===== RECORDS TO USE =====

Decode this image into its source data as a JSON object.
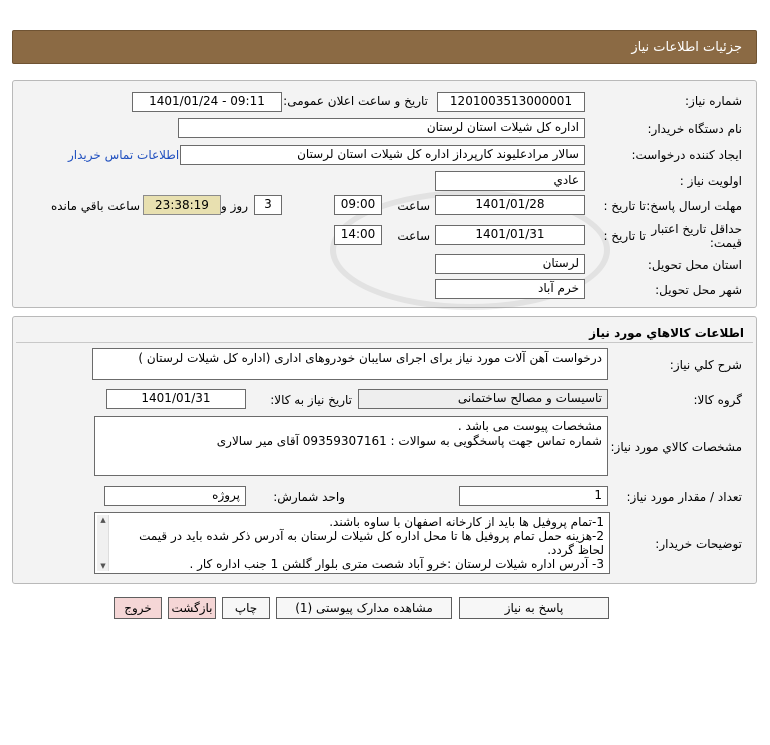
{
  "header": {
    "title": "جزئیات اطلاعات نیاز"
  },
  "details": {
    "need_number_label": "شماره نیاز:",
    "need_number": "1201003513000001",
    "announce_label": "تاریخ و ساعت اعلان عمومی:",
    "announce_value": "1401/01/24 - 09:11",
    "buyer_label": "نام دستگاه خریدار:",
    "buyer_value": "اداره کل شیلات استان لرستان",
    "creator_label": "ایجاد کننده درخواست:",
    "creator_value": "سالار مرادعلیوند کارپرداز اداره کل شیلات استان لرستان",
    "contact_link": "اطلاعات تماس خریدار",
    "priority_label": "اولویت نیاز :",
    "priority_value": "عادي",
    "reply_deadline_label": "مهلت ارسال پاسخ:",
    "to_date_label": "تا تاریخ :",
    "reply_date": "1401/01/28",
    "time_label": "ساعت",
    "reply_time": "09:00",
    "days_value": "3",
    "days_label": "روز و",
    "remaining_time": "23:38:19",
    "remaining_label": "ساعت باقي مانده",
    "price_validity_label": "حداقل تاریخ اعتبار قیمت:",
    "validity_to_label": "تا تاریخ :",
    "validity_date": "1401/01/31",
    "validity_time_label": "ساعت",
    "validity_time": "14:00",
    "province_label": "استان محل تحویل:",
    "province_value": "لرستان",
    "city_label": "شهر محل تحویل:",
    "city_value": "خرم آباد"
  },
  "goods": {
    "section_title": "اطلاعات کالاهاي مورد نياز",
    "summary_label": "شرح کلي نياز:",
    "summary_value": "درخواست آهن آلات مورد نیاز برای اجرای سایبان خودروهای اداری (اداره کل شیلات لرستان )",
    "group_label": "گروه کالا:",
    "group_value": "تاسیسات و مصالح ساختمانی",
    "need_date_label": "تاریخ نیاز به کالا:",
    "need_date_value": "1401/01/31",
    "specs_label": "مشخصات کالاي مورد نياز:",
    "specs_line1": "مشخصات پیوست می باشد .",
    "specs_line2": "شماره تماس جهت پاسخگویی به سوالات : 09359307161 آقای میر سالاری",
    "qty_label": "تعداد / مقدار مورد نیاز:",
    "qty_value": "1",
    "unit_label": "واحد شمارش:",
    "unit_value": "پروژه",
    "notes_label": "توضیحات خریدار:",
    "notes_line1": "1-تمام پروفیل ها باید از کارخانه اصفهان با ساوه باشند.",
    "notes_line2": "2-هزینه حمل تمام پروفیل ها تا محل اداره کل شیلات لرستان به آدرس ذکر شده باید در قیمت لحاظ گردد.",
    "notes_line3": "3- آدرس اداره شیلات لرستان :خرو آباد شصت متری بلوار گلشن 1 جنب اداره کار ."
  },
  "buttons": {
    "reply": "پاسخ به نیاز",
    "attachments": "مشاهده مدارک پیوستی (1)",
    "print": "چاپ",
    "back": "بازگشت",
    "exit": "خروج"
  },
  "colors": {
    "header_bg": "#8b6a44",
    "link": "#1f4fbf",
    "timer_bg": "#e8e0b0",
    "pink_button": "#f5d6d6"
  }
}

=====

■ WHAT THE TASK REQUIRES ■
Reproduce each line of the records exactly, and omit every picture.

■ EXERCISE ANSWER ■
Decode this image into its source data as a JSON object.
{
  "header": {
    "title": "جزئیات اطلاعات نیاز"
  },
  "details": {
    "need_number_label": "شماره نیاز:",
    "need_number": "1201003513000001",
    "announce_label": "تاریخ و ساعت اعلان عمومی:",
    "announce_value": "1401/01/24 - 09:11",
    "buyer_label": "نام دستگاه خریدار:",
    "buyer_value": "اداره کل شیلات استان لرستان",
    "creator_label": "ایجاد کننده درخواست:",
    "creator_value": "سالار مرادعلیوند کارپرداز اداره کل شیلات استان لرستان",
    "contact_link": "اطلاعات تماس خریدار",
    "priority_label": "اولویت نیاز :",
    "priority_value": "عادي",
    "reply_deadline_label": "مهلت ارسال پاسخ:",
    "to_date_label": "تا تاریخ :",
    "reply_date": "1401/01/28",
    "time_label": "ساعت",
    "reply_time": "09:00",
    "days_value": "3",
    "days_label": "روز و",
    "remaining_time": "23:38:19",
    "remaining_label": "ساعت باقي مانده",
    "price_validity_label": "حداقل تاریخ اعتبار قیمت:",
    "validity_to_label": "تا تاریخ :",
    "validity_date": "1401/01/31",
    "validity_time_label": "ساعت",
    "validity_time": "14:00",
    "province_label": "استان محل تحویل:",
    "province_value": "لرستان",
    "city_label": "شهر محل تحویل:",
    "city_value": "خرم آباد"
  },
  "goods": {
    "section_title": "اطلاعات کالاهاي مورد نياز",
    "summary_label": "شرح کلي نياز:",
    "summary_value": "درخواست آهن آلات مورد نیاز برای اجرای سایبان خودروهای اداری (اداره کل شیلات لرستان )",
    "group_label": "گروه کالا:",
    "group_value": "تاسیسات و مصالح ساختمانی",
    "need_date_label": "تاریخ نیاز به کالا:",
    "need_date_value": "1401/01/31",
    "specs_label": "مشخصات کالاي مورد نياز:",
    "specs_line1": "مشخصات پیوست می باشد .",
    "specs_line2": "شماره تماس جهت پاسخگویی به سوالات : 09359307161 آقای میر سالاری",
    "qty_label": "تعداد / مقدار مورد نیاز:",
    "qty_value": "1",
    "unit_label": "واحد شمارش:",
    "unit_value": "پروژه",
    "notes_label": "توضیحات خریدار:",
    "notes_line1": "1-تمام پروفیل ها باید از کارخانه اصفهان با ساوه باشند.",
    "notes_line2": "2-هزینه حمل تمام پروفیل ها تا محل اداره کل شیلات لرستان به آدرس ذکر شده باید در قیمت لحاظ گردد.",
    "notes_line3": "3- آدرس اداره شیلات لرستان :خرو آباد شصت متری بلوار گلشن 1 جنب اداره کار ."
  },
  "buttons": {
    "reply": "پاسخ به نیاز",
    "attachments": "مشاهده مدارک پیوستی (1)",
    "print": "چاپ",
    "back": "بازگشت",
    "exit": "خروج"
  },
  "colors": {
    "header_bg": "#8b6a44",
    "link": "#1f4fbf",
    "timer_bg": "#e8e0b0",
    "pink_button": "#f5d6d6"
  }
}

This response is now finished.